### Work required
I'd like the listing below copied exactly, with the images left out.

### Source material
..............................

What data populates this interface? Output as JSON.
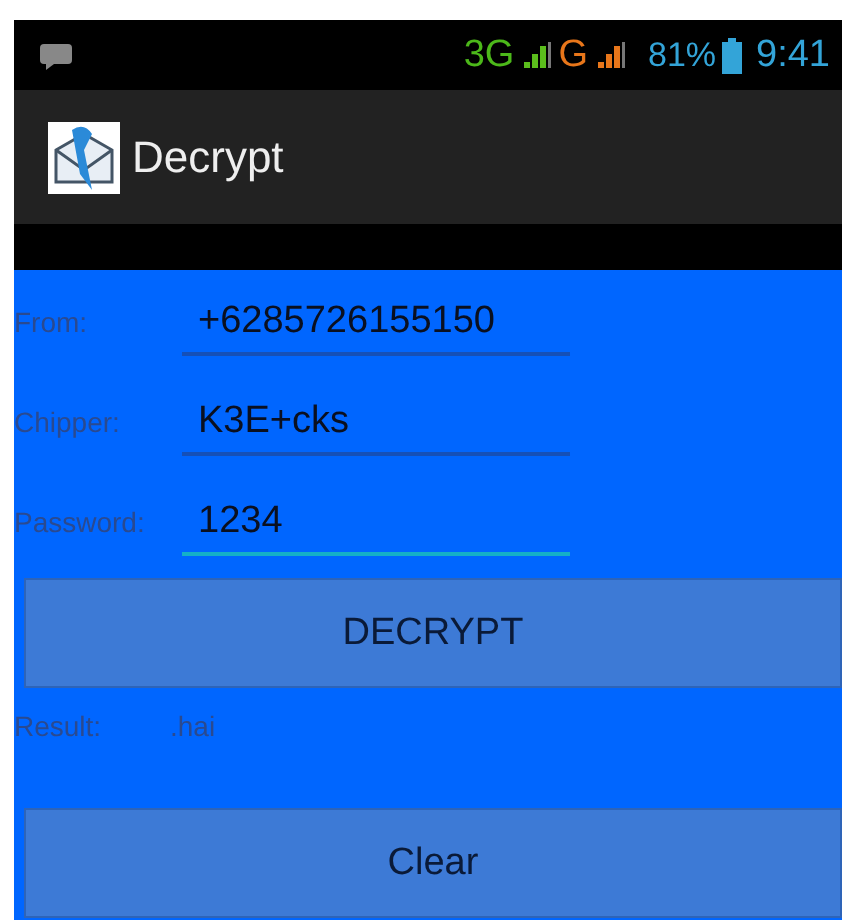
{
  "status_bar": {
    "network_1": "3G",
    "network_2": "G",
    "battery": "81%",
    "time": "9:41"
  },
  "action_bar": {
    "title": "Decrypt"
  },
  "fields": [
    {
      "label": "From:",
      "value": "+6285726155150",
      "focused": false
    },
    {
      "label": "Chipper:",
      "value": "K3E+cks",
      "focused": false
    },
    {
      "label": "Password:",
      "value": "1234",
      "focused": true
    }
  ],
  "decrypt_button": "DECRYPT",
  "result": {
    "label": "Result:",
    "value": ".hai"
  },
  "clear_button": "Clear"
}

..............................

### Exercise answer
What data populates this interface? Output as JSON.
{
  "status_bar": {
    "network_1": "3G",
    "network_2": "G",
    "battery": "81%",
    "time": "9:41"
  },
  "action_bar": {
    "title": "Decrypt"
  },
  "fields": [
    {
      "label": "From:",
      "value": "+6285726155150",
      "focused": false
    },
    {
      "label": "Chipper:",
      "value": "K3E+cks",
      "focused": false
    },
    {
      "label": "Password:",
      "value": "1234",
      "focused": true
    }
  ],
  "decrypt_button": "DECRYPT",
  "result": {
    "label": "Result:",
    "value": ".hai"
  },
  "clear_button": "Clear"
}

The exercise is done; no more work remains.